Sacrificial Limbs follows a central tenet of feminist theory—that gender is a constitutive element of social relations and power structures. I use gender as an analytical lens to examine the ways in which the production of gendered and militarized bodies is knotted together with citizenship, sovereignty, and the making of the state. In Turkey, military service is mandatory for (temporarily) able-bodied men, with the exception of openly gay and transgender persons, and is commonly seen as a prerequisite for young men’s employment and marriage. Thus, this male citizenship practice has historically operated as a key rite of passage into heteronormative adult masculinity. For disabled veterans, however, conscription has failed to deliver on its promise of full male citizenship, instead bringing socioeconomic marginalization and exclusion from the marriage market and various forms of domestic and public citizenship.
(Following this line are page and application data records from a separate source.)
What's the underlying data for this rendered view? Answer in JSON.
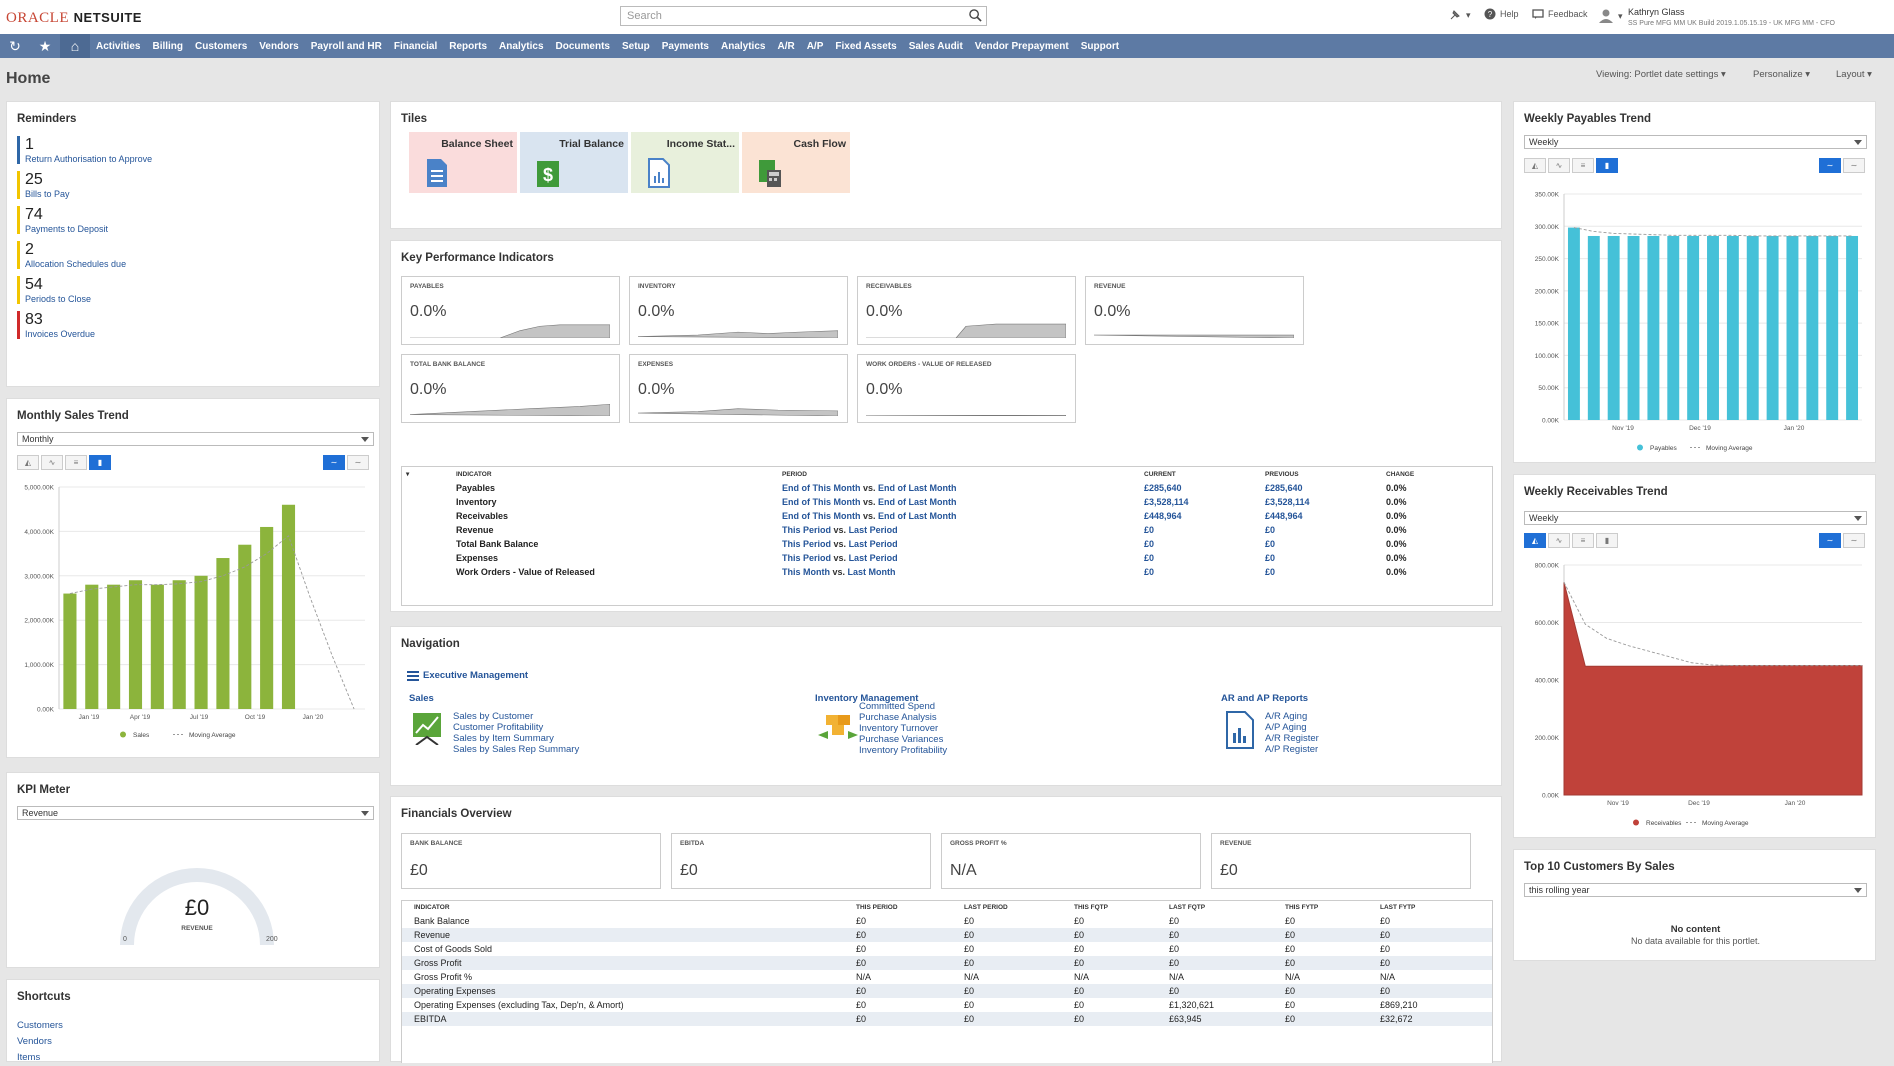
{
  "brand": {
    "oracle": "ORACLE",
    "netsuite": "NETSUITE"
  },
  "search": {
    "placeholder": "Search"
  },
  "topright": {
    "help": "Help",
    "feedback": "Feedback",
    "user_name": "Kathryn Glass",
    "user_role": "SS Pure MFG MM UK Build 2019.1.05.15.19 - UK MFG MM - CFO"
  },
  "nav": [
    "Activities",
    "Billing",
    "Customers",
    "Vendors",
    "Payroll and HR",
    "Financial",
    "Reports",
    "Analytics",
    "Documents",
    "Setup",
    "Payments",
    "Analytics",
    "A/R",
    "A/P",
    "Fixed Assets",
    "Sales Audit",
    "Vendor Prepayment",
    "Support"
  ],
  "page": {
    "title": "Home",
    "viewing": "Viewing: Portlet date settings",
    "personalize": "Personalize",
    "layout": "Layout"
  },
  "reminders": {
    "title": "Reminders",
    "items": [
      {
        "count": "1",
        "label": "Return Authorisation to Approve",
        "color": "#2f67a7"
      },
      {
        "count": "25",
        "label": "Bills to Pay",
        "color": "#f2c500"
      },
      {
        "count": "74",
        "label": "Payments to Deposit",
        "color": "#f2c500"
      },
      {
        "count": "2",
        "label": "Allocation Schedules due",
        "color": "#f2c500"
      },
      {
        "count": "54",
        "label": "Periods to Close",
        "color": "#f2c500"
      },
      {
        "count": "83",
        "label": "Invoices Overdue",
        "color": "#d02a2a"
      }
    ]
  },
  "monthly_sales": {
    "title": "Monthly Sales Trend",
    "select": "Monthly",
    "legend_sales": "Sales",
    "legend_ma": "Moving Average"
  },
  "kpi_meter": {
    "title": "KPI Meter",
    "select": "Revenue",
    "value": "£0",
    "label": "REVENUE",
    "min": "0",
    "max": "200"
  },
  "shortcuts": {
    "title": "Shortcuts",
    "items": [
      "Customers",
      "Vendors",
      "Items"
    ]
  },
  "tiles": {
    "title": "Tiles",
    "items": [
      {
        "label": "Balance Sheet",
        "bg": "#fadcdc"
      },
      {
        "label": "Trial Balance",
        "bg": "#d9e4f0"
      },
      {
        "label": "Income Stat...",
        "bg": "#e8f0dc"
      },
      {
        "label": "Cash Flow",
        "bg": "#fbe3d4"
      }
    ]
  },
  "kpis": {
    "title": "Key Performance Indicators",
    "cards": [
      {
        "label": "PAYABLES",
        "value": "0.0%"
      },
      {
        "label": "INVENTORY",
        "value": "0.0%"
      },
      {
        "label": "RECEIVABLES",
        "value": "0.0%"
      },
      {
        "label": "REVENUE",
        "value": "0.0%"
      },
      {
        "label": "TOTAL BANK BALANCE",
        "value": "0.0%"
      },
      {
        "label": "EXPENSES",
        "value": "0.0%"
      },
      {
        "label": "WORK ORDERS - VALUE OF RELEASED",
        "value": "0.0%"
      }
    ],
    "table_headers": [
      "INDICATOR",
      "PERIOD",
      "CURRENT",
      "PREVIOUS",
      "CHANGE"
    ],
    "rows": [
      {
        "indicator": "Payables",
        "p1": "End of This Month",
        "vs": "vs.",
        "p2": "End of Last Month",
        "current": "£285,640",
        "previous": "£285,640",
        "change": "0.0%"
      },
      {
        "indicator": "Inventory",
        "p1": "End of This Month",
        "vs": "vs.",
        "p2": "End of Last Month",
        "current": "£3,528,114",
        "previous": "£3,528,114",
        "change": "0.0%"
      },
      {
        "indicator": "Receivables",
        "p1": "End of This Month",
        "vs": "vs.",
        "p2": "End of Last Month",
        "current": "£448,964",
        "previous": "£448,964",
        "change": "0.0%"
      },
      {
        "indicator": "Revenue",
        "p1": "This Period",
        "vs": "vs.",
        "p2": "Last Period",
        "current": "£0",
        "previous": "£0",
        "change": "0.0%"
      },
      {
        "indicator": "Total Bank Balance",
        "p1": "This Period",
        "vs": "vs.",
        "p2": "Last Period",
        "current": "£0",
        "previous": "£0",
        "change": "0.0%"
      },
      {
        "indicator": "Expenses",
        "p1": "This Period",
        "vs": "vs.",
        "p2": "Last Period",
        "current": "£0",
        "previous": "£0",
        "change": "0.0%"
      },
      {
        "indicator": "Work Orders - Value of Released",
        "p1": "This Month",
        "vs": "vs.",
        "p2": "Last Month",
        "current": "£0",
        "previous": "£0",
        "change": "0.0%"
      }
    ]
  },
  "navigation": {
    "title": "Navigation",
    "exec": "Executive Management",
    "sales": {
      "title": "Sales",
      "links": [
        "Sales by Customer",
        "Customer Profitability",
        "Sales by Item Summary",
        "Sales by Sales Rep Summary"
      ]
    },
    "inventory": {
      "title": "Inventory Management",
      "links": [
        "Committed Spend",
        "Purchase Analysis",
        "Inventory Turnover",
        "Purchase Variances",
        "Inventory Profitability"
      ]
    },
    "arap": {
      "title": "AR and AP Reports",
      "links": [
        "A/R Aging",
        "A/P Aging",
        "A/R Register",
        "A/P Register"
      ]
    }
  },
  "financials": {
    "title": "Financials Overview",
    "cards": [
      {
        "label": "BANK BALANCE",
        "value": "£0"
      },
      {
        "label": "EBITDA",
        "value": "£0"
      },
      {
        "label": "GROSS PROFIT %",
        "value": "N/A"
      },
      {
        "label": "REVENUE",
        "value": "£0"
      }
    ],
    "headers": [
      "INDICATOR",
      "THIS PERIOD",
      "LAST PERIOD",
      "THIS FQTP",
      "LAST FQTP",
      "THIS FYTP",
      "LAST FYTP"
    ],
    "rows": [
      [
        "Bank Balance",
        "£0",
        "£0",
        "£0",
        "£0",
        "£0",
        "£0"
      ],
      [
        "Revenue",
        "£0",
        "£0",
        "£0",
        "£0",
        "£0",
        "£0"
      ],
      [
        "Cost of Goods Sold",
        "£0",
        "£0",
        "£0",
        "£0",
        "£0",
        "£0"
      ],
      [
        "Gross Profit",
        "£0",
        "£0",
        "£0",
        "£0",
        "£0",
        "£0"
      ],
      [
        "Gross Profit %",
        "N/A",
        "N/A",
        "N/A",
        "N/A",
        "N/A",
        "N/A"
      ],
      [
        "Operating Expenses",
        "£0",
        "£0",
        "£0",
        "£0",
        "£0",
        "£0"
      ],
      [
        "Operating Expenses (excluding Tax, Dep'n, & Amort)",
        "£0",
        "£0",
        "£0",
        "£1,320,621",
        "£0",
        "£869,210"
      ],
      [
        "EBITDA",
        "£0",
        "£0",
        "£0",
        "£63,945",
        "£0",
        "£32,672"
      ]
    ]
  },
  "weekly_payables": {
    "title": "Weekly Payables Trend",
    "select": "Weekly",
    "legend_a": "Payables",
    "legend_b": "Moving Average"
  },
  "weekly_receivables": {
    "title": "Weekly Receivables Trend",
    "select": "Weekly",
    "legend_a": "Receivables",
    "legend_b": "Moving Average"
  },
  "top10": {
    "title": "Top 10 Customers By Sales",
    "select": "this rolling year",
    "empty_title": "No content",
    "empty_msg": "No data available for this portlet."
  },
  "chart_data": [
    {
      "type": "bar",
      "name": "monthly_sales",
      "yticks": [
        "0.00K",
        "1,000.00K",
        "2,000.00K",
        "3,000.00K",
        "4,000.00K",
        "5,000.00K"
      ],
      "xticks": [
        "Jan '19",
        "Apr '19",
        "Jul '19",
        "Oct '19",
        "Jan '20"
      ],
      "ylim": [
        0,
        5000
      ],
      "values": [
        2600,
        2800,
        2800,
        2900,
        2800,
        2900,
        3000,
        3400,
        3700,
        4100,
        4600,
        0,
        0,
        0
      ],
      "moving_average": [
        2600,
        2700,
        2750,
        2800,
        2800,
        2820,
        2870,
        3000,
        3200,
        3500,
        3900,
        2500,
        1200,
        0
      ],
      "color": "#8cb43c"
    },
    {
      "type": "bar",
      "name": "weekly_payables",
      "yticks": [
        "0.00K",
        "50.00K",
        "100.00K",
        "150.00K",
        "200.00K",
        "250.00K",
        "300.00K",
        "350.00K"
      ],
      "xticks": [
        "Nov '19",
        "Dec '19",
        "Jan '20"
      ],
      "ylim": [
        0,
        350
      ],
      "values": [
        298,
        285,
        285,
        285,
        285,
        285,
        285,
        285,
        285,
        285,
        285,
        285,
        285,
        285,
        285
      ],
      "moving_average": [
        298,
        292,
        289,
        288,
        287,
        286,
        286,
        286,
        286,
        285,
        285,
        285,
        285,
        285,
        285
      ],
      "color": "#45c1d8"
    },
    {
      "type": "area",
      "name": "weekly_receivables",
      "yticks": [
        "0.00K",
        "200.00K",
        "400.00K",
        "600.00K",
        "800.00K"
      ],
      "xticks": [
        "Nov '19",
        "Dec '19",
        "Jan '20"
      ],
      "ylim": [
        0,
        800
      ],
      "values": [
        740,
        448,
        448,
        448,
        448,
        448,
        448,
        448,
        450,
        450,
        450,
        450,
        450,
        450,
        450
      ],
      "moving_average": [
        740,
        594,
        545,
        520,
        500,
        480,
        460,
        452,
        450,
        450,
        450,
        450,
        450,
        450,
        450
      ],
      "color": "#c0423a"
    }
  ]
}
In the book, I describe in detail how disabled veterans’ predicaments are subjectively felt and socioculturally constructed as a masculinity crisis for which the state is accountable. A wide variety of state and non-state actors have responded to this politically charged crisis through medical, religious, and welfare discourses and practices that have aimed to remasculinize veterans and refashion them into productive and reproductive bodies. Yet these remasculinization efforts are by no means straightforward or unproblematic. I trace the quandaries entailed in this process across a variety of fields, ranging from nationalist and media representations to veterans’ care and intimacy practices to veterans’ welfare and political activism. Veterans’ activism is particularly important for the book’s narrative because it is where veterans’ gendered troubles get tangled up with macro political issues. By hitching disabled veterans’ arduous quest to recover their masculinities to ultranationalist agendas, political activism opens up a space in which disabled veterans can once again become masculinized subjects of political violence.
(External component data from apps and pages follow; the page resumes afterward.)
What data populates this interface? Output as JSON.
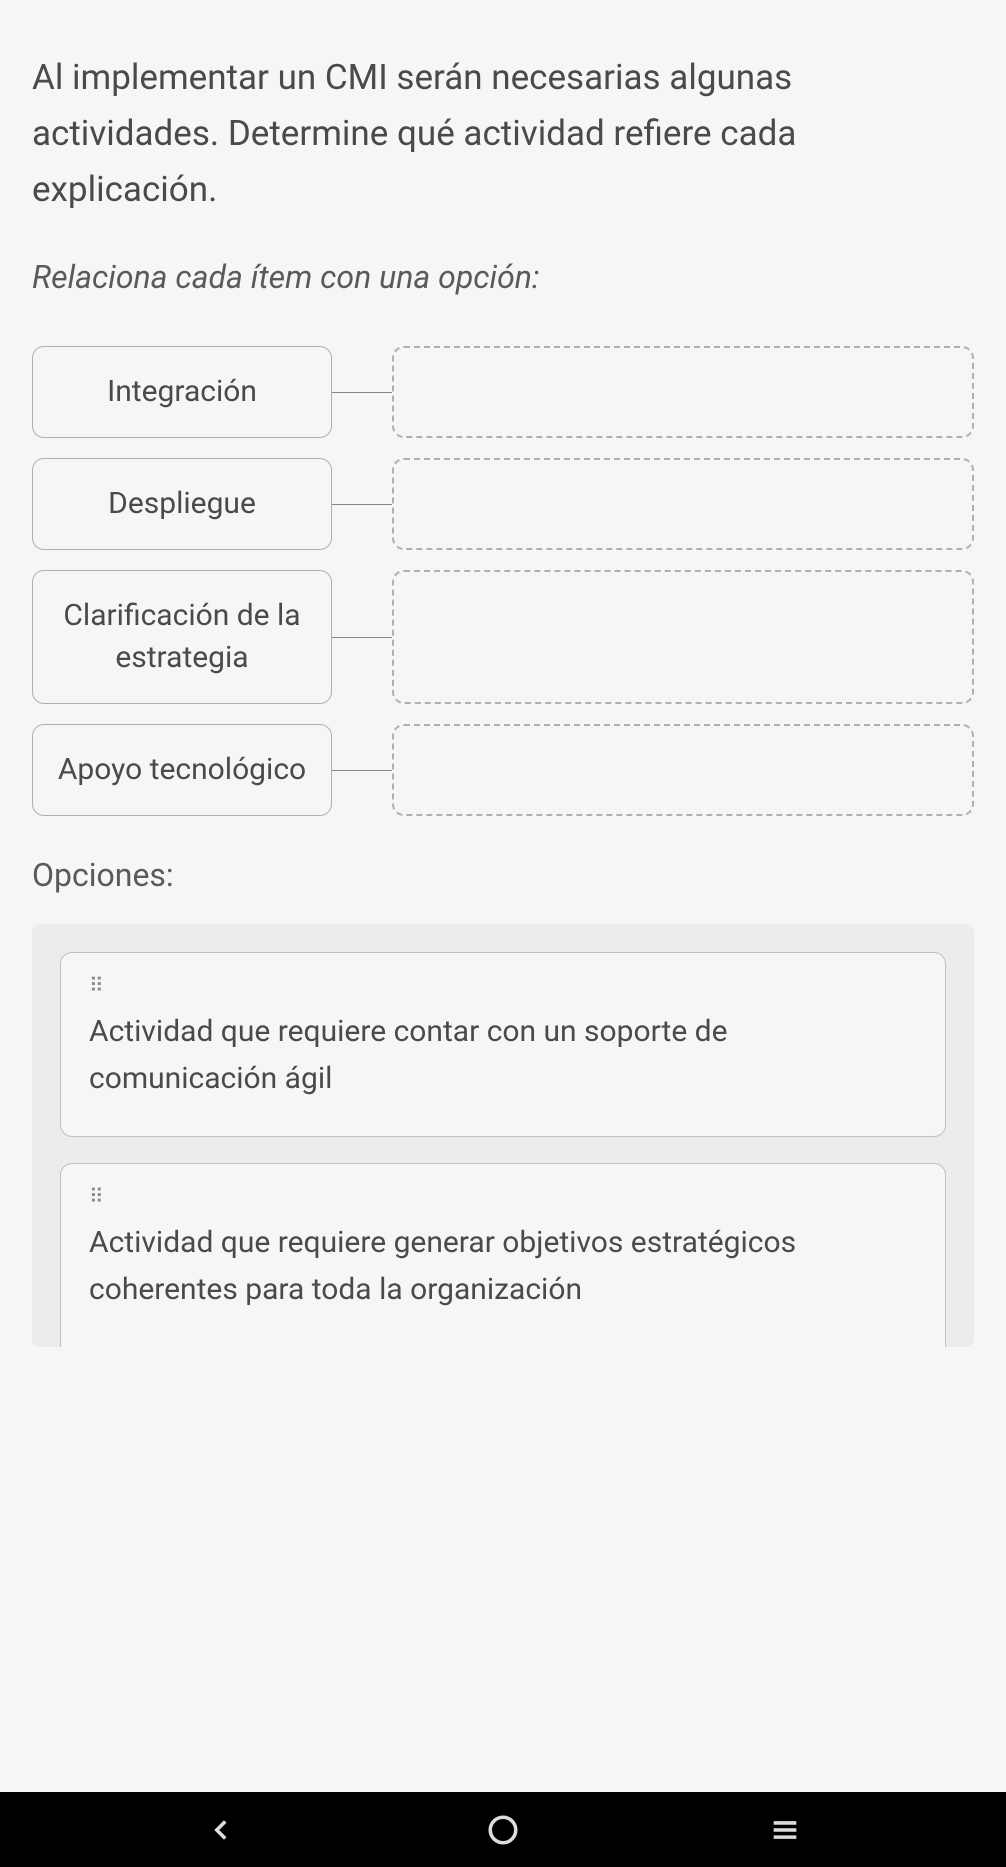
{
  "question": "Al implementar un CMI serán necesarias algunas actividades. Determine qué actividad refiere cada explicación.",
  "instruction": "Relaciona cada ítem con una opción:",
  "items": [
    {
      "label": "Integración"
    },
    {
      "label": "Despliegue"
    },
    {
      "label": "Clarificación de la estrategia"
    },
    {
      "label": "Apoyo tecnológico"
    }
  ],
  "options_label": "Opciones:",
  "options": [
    {
      "text": "Actividad que requiere contar con un soporte de comunicación ágil"
    },
    {
      "text": "Actividad que requiere generar objetivos estratégicos coherentes para toda la organización"
    }
  ]
}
What do you hope students and scholars of anthropology, masculinity, and disability will take away from your book?
Sacrificial Limbs sheds ethnographic light on three broad anthropological questions: First, how can we think about violence as not only a destructive force, but also as a generative force that gives way to new forms of subjectivity and political agency through its embodied effects? Second, what is the role of embodied experience in the constitution of political subjects? And third and finally, how does sacrifice play into modern regimes of sovereignty and state power? In addressing this set of questions, the book joins in the productive dialogue among disability, feminist, and queer studies by highlighting how disability and masculinity get co-constituted at the nexus of militarism, ableism, nationalism, and neoliberalism. Though it builds on the foundational premises of disability studies, the book also challenges Euro-America-centered disability studies to tackle the centrality of war and political violence as global causes of impairment and disability.
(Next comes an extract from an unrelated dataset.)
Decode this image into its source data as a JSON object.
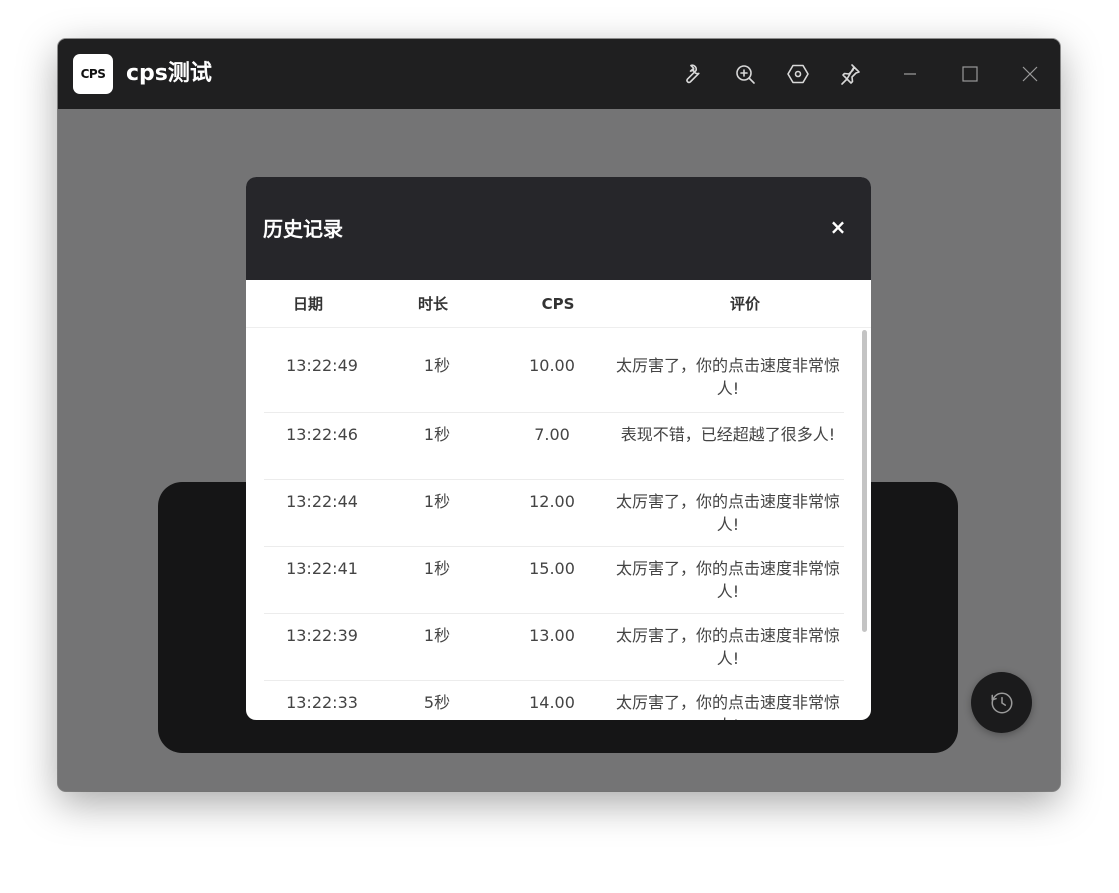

Amidst the global trend of right-wing political victories, one of the animating concerns of Sacrificial Limbs has recently become central within the discipline of anthropology: How do right-wing nationalist movements manage to affectively mobilize whole groups of people, especially those who are most harmed by their policies? In attempting to answer this question by placing violently disabled bodies at its center, Sacrificial Limbs provides an account of how a politically engaged anthropology could help us come to grips—morally, intellectually, affectively, and politically—with the suffering of those whose politics we find reprehensible, even inimical, to our lifeworlds, political ideals, and understandings of truth and justice.